The carbonated beverage and fresh common fruit categories had the largest monthly price jump in August, each rising 5.3% compared to the end of July. Butter/margarine/spreads is the most inflated category, with prices up 30% compared to the same time last year.
- Limited relief for consumers. While prices of certain food categories have begun to moderate in recent weeks, most remain elevated year-over-year. For example, prices in the coffee category rose less than 0.3% at the end of July 2022 compared to the end of June 2022 but remained over 18.6% higher in July 2022 versus July 2021.
- Consumers are responding by cutting back and indulging affordably. In response to food inflation, shoppers’ overall sales volume and units are declining quickly. Overall, retail food and beverage unit sales declined 4.5% compared to a year ago, and volume sales declined 4.0%.

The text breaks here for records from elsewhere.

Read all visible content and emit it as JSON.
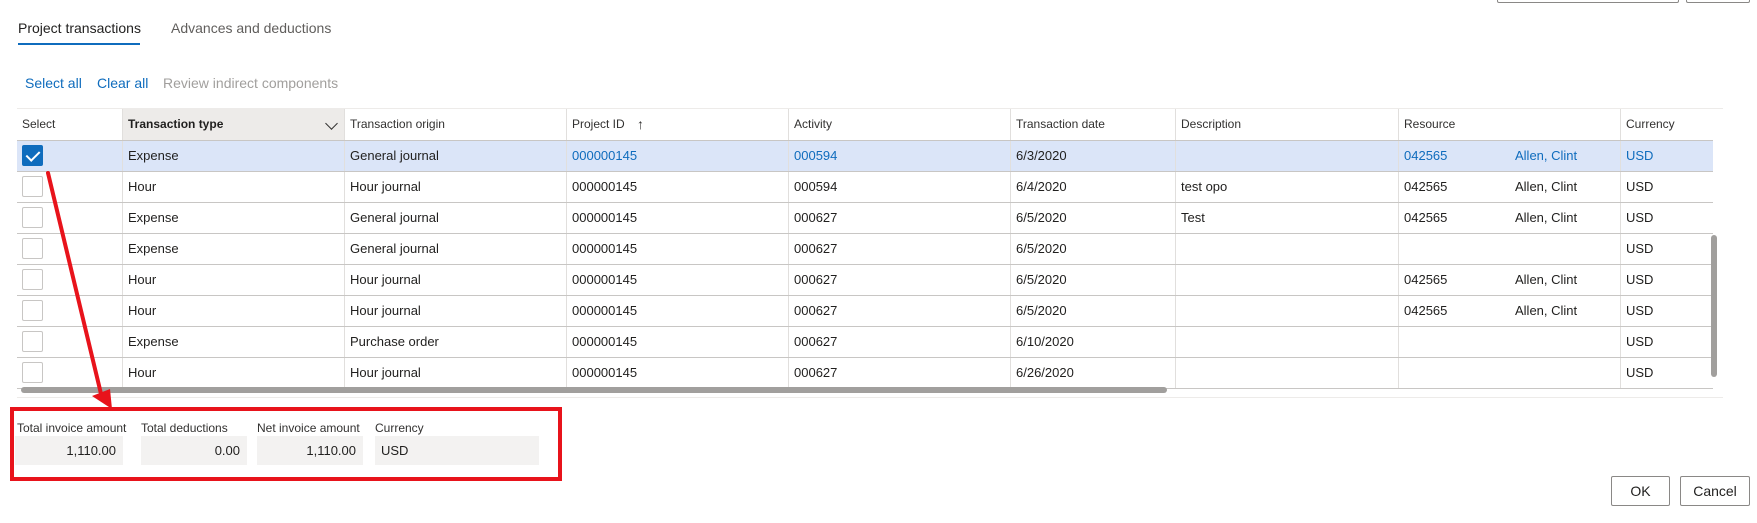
{
  "tabs": [
    {
      "label": "Project transactions",
      "active": true
    },
    {
      "label": "Advances and deductions",
      "active": false
    }
  ],
  "actions": {
    "select_all": "Select all",
    "clear_all": "Clear all",
    "review_indirect": "Review indirect components"
  },
  "grid": {
    "columns": [
      "Select",
      "Transaction type",
      "Transaction origin",
      "Project ID",
      "Activity",
      "Transaction date",
      "Description",
      "Resource",
      "Currency"
    ],
    "sort_indicator": "↑",
    "rows": [
      {
        "selected": true,
        "type": "Expense",
        "origin": "General journal",
        "project_id": "000000145",
        "activity": "000594",
        "date": "6/3/2020",
        "description": "",
        "resource_id": "042565",
        "resource_name": "Allen, Clint",
        "currency": "USD"
      },
      {
        "selected": false,
        "type": "Hour",
        "origin": "Hour journal",
        "project_id": "000000145",
        "activity": "000594",
        "date": "6/4/2020",
        "description": "test opo",
        "resource_id": "042565",
        "resource_name": "Allen, Clint",
        "currency": "USD"
      },
      {
        "selected": false,
        "type": "Expense",
        "origin": "General journal",
        "project_id": "000000145",
        "activity": "000627",
        "date": "6/5/2020",
        "description": "Test",
        "resource_id": "042565",
        "resource_name": "Allen, Clint",
        "currency": "USD"
      },
      {
        "selected": false,
        "type": "Expense",
        "origin": "General journal",
        "project_id": "000000145",
        "activity": "000627",
        "date": "6/5/2020",
        "description": "",
        "resource_id": "",
        "resource_name": "",
        "currency": "USD"
      },
      {
        "selected": false,
        "type": "Hour",
        "origin": "Hour journal",
        "project_id": "000000145",
        "activity": "000627",
        "date": "6/5/2020",
        "description": "",
        "resource_id": "042565",
        "resource_name": "Allen, Clint",
        "currency": "USD"
      },
      {
        "selected": false,
        "type": "Hour",
        "origin": "Hour journal",
        "project_id": "000000145",
        "activity": "000627",
        "date": "6/5/2020",
        "description": "",
        "resource_id": "042565",
        "resource_name": "Allen, Clint",
        "currency": "USD"
      },
      {
        "selected": false,
        "type": "Expense",
        "origin": "Purchase order",
        "project_id": "000000145",
        "activity": "000627",
        "date": "6/10/2020",
        "description": "",
        "resource_id": "",
        "resource_name": "",
        "currency": "USD"
      },
      {
        "selected": false,
        "type": "Hour",
        "origin": "Hour journal",
        "project_id": "000000145",
        "activity": "000627",
        "date": "6/26/2020",
        "description": "",
        "resource_id": "",
        "resource_name": "",
        "currency": "USD"
      }
    ]
  },
  "totals": {
    "total_invoice_label": "Total invoice amount",
    "total_invoice_value": "1,110.00",
    "total_deductions_label": "Total deductions",
    "total_deductions_value": "0.00",
    "net_invoice_label": "Net invoice amount",
    "net_invoice_value": "1,110.00",
    "currency_label": "Currency",
    "currency_value": "USD"
  },
  "buttons": {
    "ok": "OK",
    "cancel": "Cancel"
  },
  "colors": {
    "accent": "#0f6cbd",
    "highlight": "#e8131b",
    "selected_row": "#dbe5f8"
  }
}
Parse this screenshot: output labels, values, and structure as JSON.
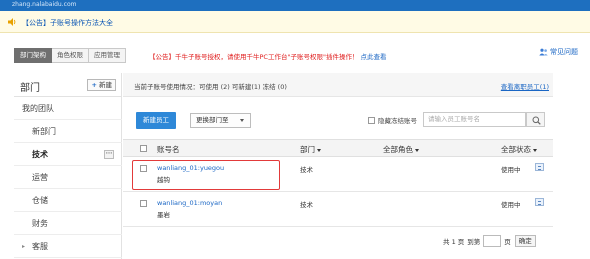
{
  "topbar": {
    "text": "zhang.nalabaidu.com"
  },
  "notice": {
    "text": "【公告】子账号操作方法大全"
  },
  "tabs": [
    "部门架构",
    "角色权限",
    "应用管理"
  ],
  "announcement": {
    "text": "【公告】千牛子账号授权，请使用千牛PC工作台\"子账号权限\"插件操作！",
    "link": "点此查看"
  },
  "faq": {
    "label": "常见问题"
  },
  "sidebar": {
    "title": "部门",
    "new_button": "新建",
    "team": "我的团队",
    "items": [
      "新部门",
      "技术",
      "运营",
      "仓储",
      "财务",
      "客服"
    ],
    "active_index": 1,
    "more_glyph": "···"
  },
  "main": {
    "status_text": "当前子账号使用情况：可使用 (2)   可新建(1)   冻结 (0)",
    "view_departed": "查看离职员工(1)",
    "new_employee": "新建员工",
    "change_dept": "更换部门至",
    "hide_frozen": "隐藏冻结账号",
    "search_placeholder": "请输入员工账号名"
  },
  "table": {
    "headers": {
      "account": "账号名",
      "dept": "部门",
      "role": "全部角色",
      "status": "全部状态"
    },
    "rows": [
      {
        "account": "wanliang_01:yuegou",
        "nickname": "越钩",
        "dept": "技术",
        "status": "使用中"
      },
      {
        "account": "wanliang_01:moyan",
        "nickname": "墨岩",
        "dept": "技术",
        "status": "使用中"
      }
    ]
  },
  "pager": {
    "total": "共 1 页",
    "goto": "到第",
    "page_unit": "页",
    "confirm": "确定"
  },
  "colors": {
    "primary": "#2e88d8",
    "link": "#1a66c4",
    "alert": "#e02020",
    "highlight": "#e23a3a"
  }
}
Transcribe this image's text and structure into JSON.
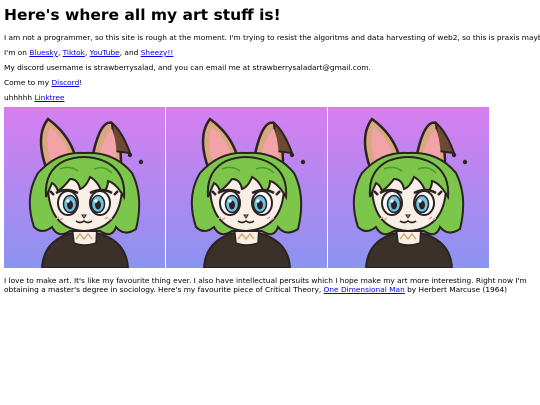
{
  "page": {
    "title": "Here's where all my art stuff is!",
    "intro": "I am not a programmer, so this site is rough at the moment. I'm trying to resist the algoritms and data harvesting of web2, so this is praxis maybe",
    "socials": {
      "prefix": "I'm on ",
      "bluesky": "Bluesky",
      "sep1": ", ",
      "tiktok": "Tiktok",
      "sep2": ", ",
      "youtube": "YouTube",
      "sep3": ", and ",
      "sheezy": "Sheezy!!"
    },
    "contact": "My discord username is strawberrysalad, and you can email me at strawberrysaladart@gmail.com.",
    "discord": {
      "prefix": "Come to my ",
      "link": "Discord",
      "suffix": "!"
    },
    "linktree": {
      "prefix": "uhhhhh ",
      "link": "Linktree"
    },
    "about": {
      "text": "I love to make art. It's like my favourite thing ever. I also have intellectual persuits which I hope make my art more interesting. Right now I'm obtaining a master's degree in sociology. Here's my favourite piece of Critical Theory, ",
      "link": "One Dimensional Man",
      "suffix": " by Herbert Marcuse (1964)"
    }
  },
  "colors": {
    "gradient_top": "#d77ef0",
    "gradient_bottom": "#8b93f0",
    "hair": "#7cc64c",
    "hair_dark": "#4f9a32",
    "ear_tan": "#d8a880",
    "ear_brown": "#6e4a32",
    "ear_inner": "#f2a3a8",
    "skin": "#f8efe6",
    "eye": "#6ec3ea",
    "shirt": "#3c312a",
    "outline": "#2b2320"
  }
}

The most significant drop-offs in volume are in categories where prices have risen dramatically, including frozen dinners/entrées, cookies, and coffee. However, certain snack, candy, and drink categories are more resilient, with more moderate sales volume declines despite significantly higher prices.
- Consumers are bargain hunting. Trips to food and beverage stores are up 3.5% versus a year ago for the latest 12 weeks ending Aug. 21, 2022. Quick trips are up 6.7% during the same period compared to a year ago, while pantry stocking trips are down 0.6%, suggesting that consumers are looking for deals and “cherry-picking” stores where they can get the best value. And, when they stock their pantries, there is an uptick in trips to mass merchandisers and club stores, indicating value-seeking behaviors.
- Low-income households are driving the change. Low-income shoppers, who drove most of the food and beverage growth in 2021, are pulling back on food purchases as inflation increases. Volume and units of several discretionary categories – including frozen seafood, candy, and snack bars/granola bars/clusters – have slowed down significantly more in low-income stores compared to the overall market, suggesting the trade-off low-income consumers are making to feed their families.
- Premiumization continues in select categories. Despite inflation, consumers are “trading up” and driving volume share to premium brands in several categories, including snack nuts and seeds, canned and bottled fruit, frozen entrées, fresh eggs, and butter.